slowtyper
01-31-2012, 02:01 PM
As I was reading the thread, this is how I first read your post. I had to stop and read it again.


The fact that I use Excel to track my wives, knives, and other things... quite possibly ;)

mpukas
01-31-2012, 02:16 PM
I use a spreadsheet to track my knife collection and pivot table it to show what I've got with what profiles, what steels, mono/honyaki or clad, etc etc :)

I've got that manic-OCD-ADD-perfectionist side too, and it makes perfect sense to me why you would do that. I've got just enough sense to stop myself from doing that though.:razz:

Johnny.B.Good
01-31-2012, 02:19 PM
I only catalog the knives that I personally have.

I have a mild form of obsessive compulsive disorder (self-diagnosed) and as a result, I tend to catalog everything. Books are a far bigger problem for me than knives, and those are all cataloged in a third-party online database. Spreadsheets are fun though. I can see the allure for the OP of having one. I just read through forum archives making notes until I decided what I wanted. And what I thought I wanted in the beginning is not what I want today or what I ended up with.

echerub
01-31-2012, 03:36 PM
I can see the allure for the OP of having one. I just read through forum archives making notes until I decided what I wanted. And what I thought I wanted in the beginning is not what I want today or what I ended up with.

Slowtyper, I'd have some serious headaches going on if it was wives, knives, etc ;)

Johnny, books ... man, I've bought duplicates of books because I don't actually know what I've got. I get 'em from local used bookstores, but still, it's a waste and a bit of a letdown to come back and find that crapola, I've already got that book! :)

For the OP, yeah, it can make sense to put things down on paper or a spreadsheet to get your thoughts all organized. There really is a lot to take in. The best way for your brain to really make sense of it all though is to actually get your hands on something and try it out. Test-drive at a good store if you can, borrow if you can, and buy if you must. You might be surprised by where you end up... or to find out that what you started off with suits you very well after all!
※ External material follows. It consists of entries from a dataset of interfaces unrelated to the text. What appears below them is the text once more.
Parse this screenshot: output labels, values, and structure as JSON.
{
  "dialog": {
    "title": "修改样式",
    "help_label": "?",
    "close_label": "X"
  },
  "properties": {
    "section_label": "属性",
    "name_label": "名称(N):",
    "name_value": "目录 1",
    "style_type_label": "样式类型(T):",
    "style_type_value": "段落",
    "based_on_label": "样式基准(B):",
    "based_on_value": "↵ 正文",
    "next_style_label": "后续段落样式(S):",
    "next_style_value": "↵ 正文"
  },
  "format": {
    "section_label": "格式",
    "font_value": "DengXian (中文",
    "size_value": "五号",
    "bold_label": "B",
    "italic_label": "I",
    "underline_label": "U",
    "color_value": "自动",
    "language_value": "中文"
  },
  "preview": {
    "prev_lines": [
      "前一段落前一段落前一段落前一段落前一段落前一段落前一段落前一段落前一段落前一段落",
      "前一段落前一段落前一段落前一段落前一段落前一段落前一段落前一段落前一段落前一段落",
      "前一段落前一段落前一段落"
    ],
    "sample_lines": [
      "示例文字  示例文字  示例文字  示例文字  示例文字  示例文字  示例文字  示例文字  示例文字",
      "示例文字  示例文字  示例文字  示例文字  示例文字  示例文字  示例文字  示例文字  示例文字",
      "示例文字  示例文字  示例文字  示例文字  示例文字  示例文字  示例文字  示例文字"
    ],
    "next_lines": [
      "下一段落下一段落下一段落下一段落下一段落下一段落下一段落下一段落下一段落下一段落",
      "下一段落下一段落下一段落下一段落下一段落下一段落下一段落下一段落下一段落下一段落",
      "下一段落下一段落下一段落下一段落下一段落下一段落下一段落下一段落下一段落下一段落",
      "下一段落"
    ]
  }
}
Johnny.B.Good
01-31-2012, 03:47 PM
Johnny, books ... man, I've bought duplicates of books because I don't actually know what I've got. I get 'em from local used bookstores, but still, it's a waste and a bit of a letdown to come back and find that crapola, I've already got that book!

I think we have a lot in common. ;) It was having this happen to me a handful of times a year that finally motivated me to catalog my collection and stop the madness. Check out this site: http://www.librarything.com. There are many sites like it, but this is inexpensive and awfully well done. Now, when I'm tempted by something interested in a used books store (a relatively common occurrence), I quickly check to see whether I have it (or something close by searching a keyword) before buying. I am trying to buy less and read more. The same will be true with knives after this year: buy less and spend more time learning to sharpen properly.

OCD
02-01-2012, 09:37 PM
What a wealth of info. Holy Moly. I have SOOOoooo much reading to do!